Mr DEAN - I think you have answered the question for me. With respect, I was trying to determine the most disadvantaged. You said that could be determined by the introduction of a health card.
Ms WRIEDT - I was using that as an example. I am asking the Online Access Centre Advisory Board to make a recommendation on that.
Mr DEAN - It just seems to be a very difficult area for you to manage. I would be interested to see how it works. A lot of people are disadvantaged but how do you select the most disadvantaged?
Ms GASKELL - We would be looking at some criteria there. It is about supplementing the money back to the access centre. In essence, there are likely to be more people coming into the centre who meet that criteria. In the end, it is about the revenue streams that generate the income that is used for additional things. It is about tweaking the incomes that come in subsequent to that regime coming in. In the end, a lot of the emphasis changed away from using IT to much broader reasons of access to government education and training and things like that. Centres across the board are really determined to best service the local communities in that regard.

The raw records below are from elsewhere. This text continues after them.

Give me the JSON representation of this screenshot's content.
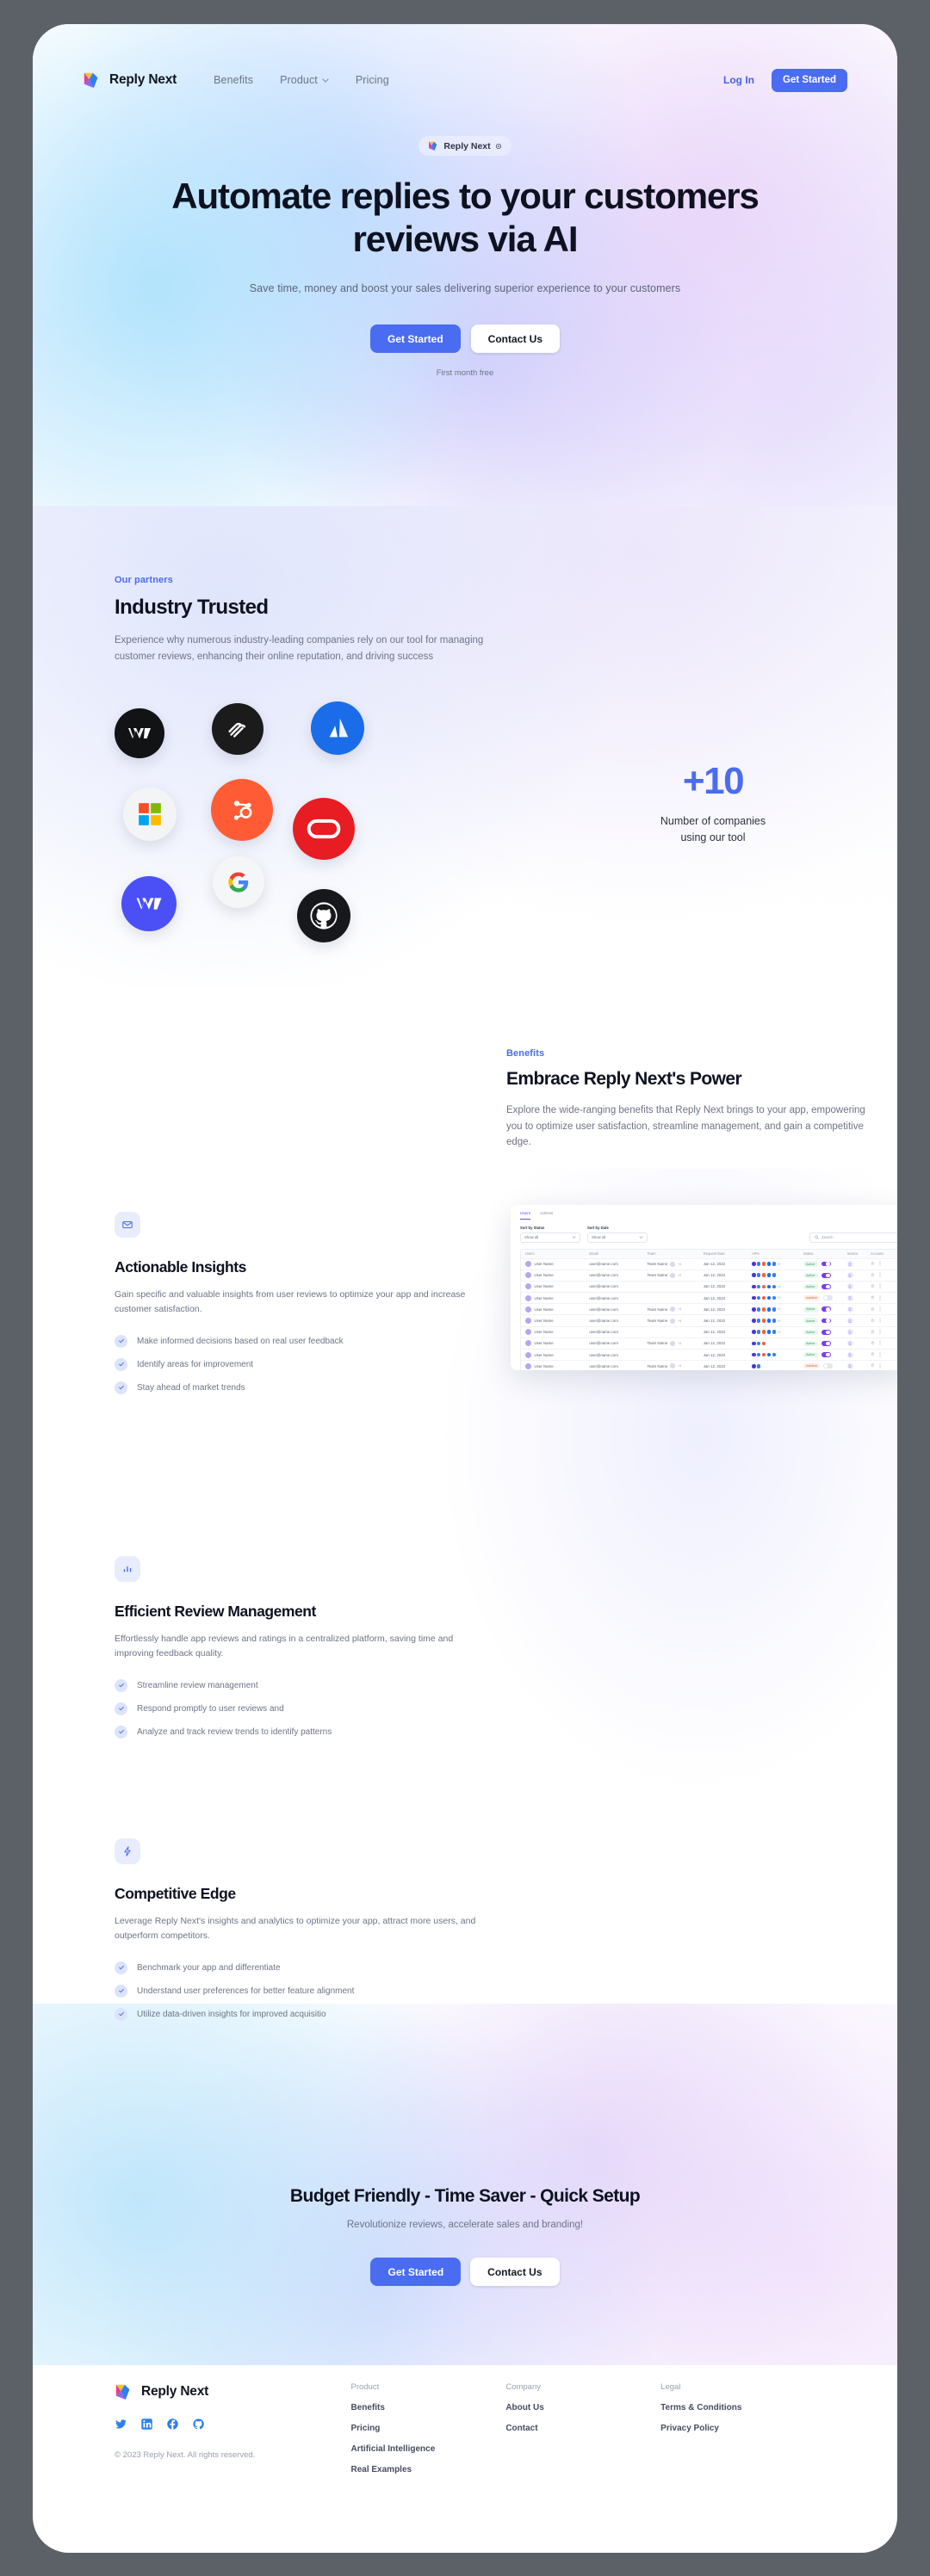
{
  "brand": {
    "name": "Reply Next",
    "logo_icon": "reply-next-logo-icon"
  },
  "nav": {
    "links": [
      {
        "label": "Benefits",
        "icon": ""
      },
      {
        "label": "Product",
        "icon": "chevron-down-icon"
      },
      {
        "label": "Pricing",
        "icon": ""
      }
    ],
    "login_label": "Log In",
    "get_started_label": "Get Started"
  },
  "hero": {
    "badge_label": "Reply Next",
    "badge_icon": "sparkle-icon",
    "title": "Automate replies to your customers reviews via AI",
    "subtitle": "Save time, money and boost your sales delivering superior experience to your customers",
    "primary_cta": "Get Started",
    "secondary_cta": "Contact Us",
    "note": "First month free"
  },
  "partners": {
    "eyebrow": "Our partners",
    "title": "Industry Trusted",
    "paragraph": "Experience why numerous industry-leading companies rely on our tool for managing customer reviews, enhancing their online reputation, and driving success",
    "logos": [
      {
        "name": "webflow-black-logo-icon"
      },
      {
        "name": "squarespace-logo-icon"
      },
      {
        "name": "atlassian-logo-icon"
      },
      {
        "name": "microsoft-logo-icon"
      },
      {
        "name": "hubspot-logo-icon"
      },
      {
        "name": "oracle-logo-icon"
      },
      {
        "name": "webflow-blue-logo-icon"
      },
      {
        "name": "google-logo-icon"
      },
      {
        "name": "github-logo-icon"
      }
    ],
    "stat_number": "+10",
    "stat_label_line1": "Number of companies",
    "stat_label_line2": "using our tool"
  },
  "benefits": {
    "eyebrow": "Benefits",
    "title": "Embrace Reply Next's Power",
    "paragraph": "Explore the wide-ranging benefits that Reply Next brings to your app, empowering you to optimize user satisfaction, streamline management, and gain a competitive edge."
  },
  "features": [
    {
      "icon": "envelope-icon",
      "title": "Actionable Insights",
      "paragraph": "Gain specific and valuable insights from user reviews to optimize your app and increase customer satisfaction.",
      "items": [
        "Make informed decisions based on real user feedback",
        "Identify areas for improvement",
        "Stay ahead of market trends"
      ]
    },
    {
      "icon": "bar-chart-icon",
      "title": "Efficient Review Management",
      "paragraph": "Effortlessly handle app reviews and ratings in a centralized platform, saving time and improving feedback quality.",
      "items": [
        "Streamline review management",
        "Respond promptly to user reviews and",
        "Analyze and track review trends to identify patterns"
      ]
    },
    {
      "icon": "lightning-bolt-icon",
      "title": "Competitive Edge",
      "paragraph": "Leverage Reply Next's insights and analytics to optimize your app, attract more users, and outperform competitors.",
      "items": [
        "Benchmark your app and differentiate",
        "Understand user preferences for better feature alignment",
        "Utilize data-driven insights for improved acquisitio"
      ]
    }
  ],
  "dashboard": {
    "tabs": [
      {
        "label": "Users",
        "active": true
      },
      {
        "label": "Admins",
        "active": false
      }
    ],
    "filters": [
      {
        "label": "Sort by Status",
        "value": "Show all"
      },
      {
        "label": "Sort by Date",
        "value": "Show all"
      }
    ],
    "search_placeholder": "Search",
    "columns": [
      "Users",
      "Email",
      "Team",
      "Request Date",
      "APIs",
      "Status",
      "Invoice",
      "Account"
    ],
    "rows": [
      {
        "user": "User Name",
        "email": "user@name.com",
        "team": "Team Name",
        "team_extra": "+2",
        "date": "Jan 12, 2022",
        "apis": 5,
        "api_extra": "+2",
        "status": "Active",
        "toggle": true
      },
      {
        "user": "User Name",
        "email": "user@name.com",
        "team": "Team Name",
        "team_extra": "+2",
        "date": "Jan 12, 2022",
        "apis": 5,
        "api_extra": "",
        "status": "Active",
        "toggle": true
      },
      {
        "user": "User Name",
        "email": "user@name.com",
        "team": "",
        "team_extra": "",
        "date": "Jan 12, 2022",
        "apis": 5,
        "api_extra": "+4",
        "status": "Active",
        "toggle": true
      },
      {
        "user": "User Name",
        "email": "user@name.com",
        "team": "",
        "team_extra": "",
        "date": "Jan 12, 2022",
        "apis": 5,
        "api_extra": "+2",
        "status": "Inactive",
        "toggle": false
      },
      {
        "user": "User Name",
        "email": "user@name.com",
        "team": "Team Name",
        "team_extra": "+4",
        "date": "Jan 12, 2022",
        "apis": 5,
        "api_extra": "+5",
        "status": "Active",
        "toggle": true
      },
      {
        "user": "User Name",
        "email": "user@name.com",
        "team": "Team Name",
        "team_extra": "+5",
        "date": "Jan 12, 2022",
        "apis": 5,
        "api_extra": "+1",
        "status": "Active",
        "toggle": true
      },
      {
        "user": "User Name",
        "email": "user@name.com",
        "team": "",
        "team_extra": "",
        "date": "Jan 12, 2022",
        "apis": 5,
        "api_extra": "+4",
        "status": "Active",
        "toggle": true
      },
      {
        "user": "User Name",
        "email": "user@name.com",
        "team": "Team Name",
        "team_extra": "+3",
        "date": "Jan 12, 2022",
        "apis": 3,
        "api_extra": "",
        "status": "Active",
        "toggle": true
      },
      {
        "user": "User Name",
        "email": "user@name.com",
        "team": "",
        "team_extra": "",
        "date": "Jan 12, 2022",
        "apis": 5,
        "api_extra": "",
        "status": "Active",
        "toggle": true
      },
      {
        "user": "User Name",
        "email": "user@name.com",
        "team": "Team Name",
        "team_extra": "+4",
        "date": "Jan 12, 2022",
        "apis": 2,
        "api_extra": "",
        "status": "Inactive",
        "toggle": false
      }
    ]
  },
  "cta": {
    "title": "Budget Friendly - Time Saver - Quick Setup",
    "subtitle": "Revolutionize reviews, accelerate sales and branding!",
    "primary_cta": "Get Started",
    "secondary_cta": "Contact Us"
  },
  "footer": {
    "copyright": "© 2023 Reply Next. All rights reserved.",
    "socials": [
      {
        "name": "twitter-icon"
      },
      {
        "name": "linkedin-icon"
      },
      {
        "name": "facebook-icon"
      },
      {
        "name": "github-icon"
      }
    ],
    "columns": [
      {
        "heading": "Product",
        "links": [
          "Benefits",
          "Pricing",
          "Artificial Intelligence",
          "Real Examples"
        ]
      },
      {
        "heading": "Company",
        "links": [
          "About Us",
          "Contact"
        ]
      },
      {
        "heading": "Legal",
        "links": [
          "Terms & Conditions",
          "Privacy Policy"
        ]
      }
    ]
  },
  "colors": {
    "accent": "#4a6cf0",
    "accent_text": "#4361ee",
    "heading": "#0e1220",
    "body": "#6d7487",
    "frame": "#5b6167"
  }
}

Mr DEAN - I do not disagree with that. I think it is great for it to be free to these people to access.
Ms WRIEDT - I will look forward to the board giving us some advice.

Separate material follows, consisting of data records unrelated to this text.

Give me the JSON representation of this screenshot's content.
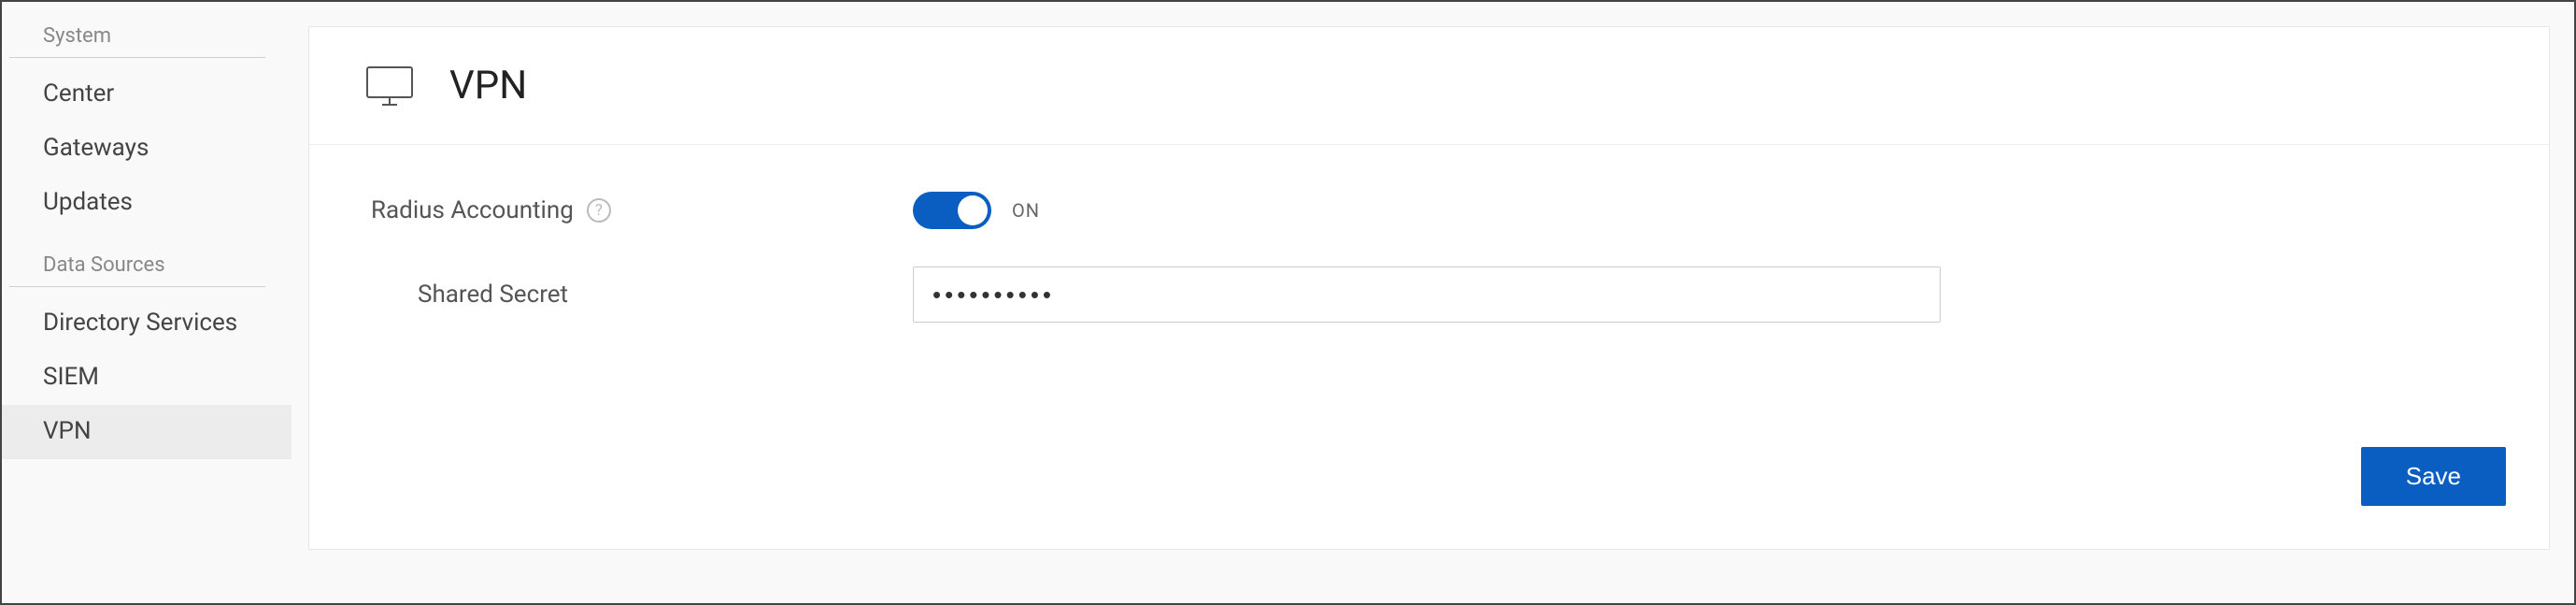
{
  "sidebar": {
    "sections": [
      {
        "title": "System",
        "items": [
          {
            "label": "Center",
            "active": false
          },
          {
            "label": "Gateways",
            "active": false
          },
          {
            "label": "Updates",
            "active": false
          }
        ]
      },
      {
        "title": "Data Sources",
        "items": [
          {
            "label": "Directory Services",
            "active": false
          },
          {
            "label": "SIEM",
            "active": false
          },
          {
            "label": "VPN",
            "active": true
          }
        ]
      }
    ]
  },
  "page": {
    "title": "VPN",
    "icon": "monitor-icon"
  },
  "form": {
    "radius_accounting": {
      "label": "Radius Accounting",
      "state": "ON",
      "on": true
    },
    "shared_secret": {
      "label": "Shared Secret",
      "value": "••••••••••"
    }
  },
  "actions": {
    "save_label": "Save"
  },
  "help_glyph": "?",
  "colors": {
    "accent": "#0a5ec2"
  }
}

CHAIR - People continue to make comment about the system of online access centres, which certainly has ensured their stability for the long term, and the paperwork process to access money. The suggestion was made that it could somehow be tagged to the responsibility of an annual report. So no annual report with benchmarks met, et cetera, means no money rather than a continuing process of accessing money by doing submissions. Would you like to make a comment on that.

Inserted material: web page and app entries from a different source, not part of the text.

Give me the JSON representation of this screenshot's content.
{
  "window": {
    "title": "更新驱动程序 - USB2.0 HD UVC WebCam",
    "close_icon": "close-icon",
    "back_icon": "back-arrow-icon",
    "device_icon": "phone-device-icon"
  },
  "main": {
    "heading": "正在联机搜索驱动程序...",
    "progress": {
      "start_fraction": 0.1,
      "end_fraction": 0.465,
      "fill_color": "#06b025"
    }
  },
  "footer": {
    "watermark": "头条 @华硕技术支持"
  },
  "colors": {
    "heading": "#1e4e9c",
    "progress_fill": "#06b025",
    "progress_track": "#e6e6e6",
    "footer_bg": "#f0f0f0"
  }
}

Ms WRIEDT - Basically under the new funding requirement we require that the centres provide any activity that falls outside of the agreed framework. There is an agreed framework. We say, 'Okay, this is an online access centre and this is what you do.' Anything that falls outside that, particularly entrepreneurial ventures, we want a very straightforward business plan to be presented so that we can have some assurance it will work. Given that the State Government now thoroughly funds online access centres and we have a large investment across that entire network, in terms of accountability it is a way of ensuring that we are not entering into ventures that would put their viability at risk. Sometimes people get very entrepreneurial and very excited about things and will make decisions as committees to put large sums of money into projects that could threaten the long-term viability of the whole centres.
It is quite a straightforward thing that they are being asked. It is not that onerous. I have a sample here. Each of those is a business case as presented. They are really only being asked to write a third of a page in order to justify what they want to do inside their framework. Within the context of the money we are providing them, I do not think that is too much to ask. It is giving us, as the provider of large sums of public money, the accountability requirements that we need before it is too late. If you were to do it at the end of the year when they have already entered into an arrangement and there were any problems, it would be too late and we would be required to bail out those centres to save them going under. I guess we are trying to prevent that.
Monday 30 May 2005